Men’s existence has long confused some scientists. Sexual reproduction is kind of inefficient and the vast bulk of species use this method for reproduction. Researchers from the University of East Anglia (UAE) believe they may have figured it out, theorizing that the process of sexual selection improves the health and ultimately protects a species from the threat of extinction.
The recent study was published in the well respected journal Nature and examined Tribolium flour beetles to figure out why multicellular organisms use physical sex to reproduce. Researchers looked at many generations of these beetles and examined the role of sexual selection in outcomes. Sexual selection is the system where the males compete with each other to reproduce and the females select which male to reproduce with.
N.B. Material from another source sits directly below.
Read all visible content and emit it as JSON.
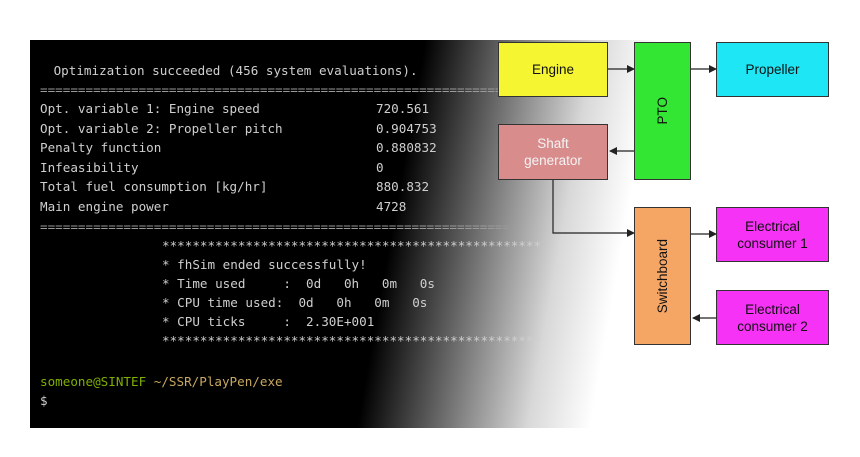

Almost all multicellular species on earth reproduce using sex, but its existence isn’t easy to explain because sex carries big burdens, the most obvious of which is that only half of your offspring—daughters—will actually produce offspring. Why should any species waste all that effort on sons? We wanted to understand how Darwinian selection can allow this widespread and seemingly wasteful reproductive system to persist, when a system where all individuals produce offspring without sex—as in all-female asexual populations—would be a far more effective route to reproduce greater numbers of offspring.
The research determined that when sexual selection was removed and the beetles were paired up without a choice in selection, the groups wellbeing declined drastically and the beetles were effectively extinct by the 10th generation.
“To be good at out-competing rivals and attracting partners in the struggle to reproduce, an individual has to be good at most things, so sexual selection provides an important and effective filter to maintain and improve population genetic health,” said Gage. “Our findings provide direct support for the idea that sex persists as a dominant mode of reproduction because it allows sexual selection to provide these important genetic benefits.”
This study suggests that in all species, sexual selection plays a key function in sifting out problematic genetic variants, as the competition means females are not willing to select a genetically poor quality mate. The study found that even after 20 generations of in-breeding, the beetles that were strongly focused towards sexual selection had a superior genetic fitness.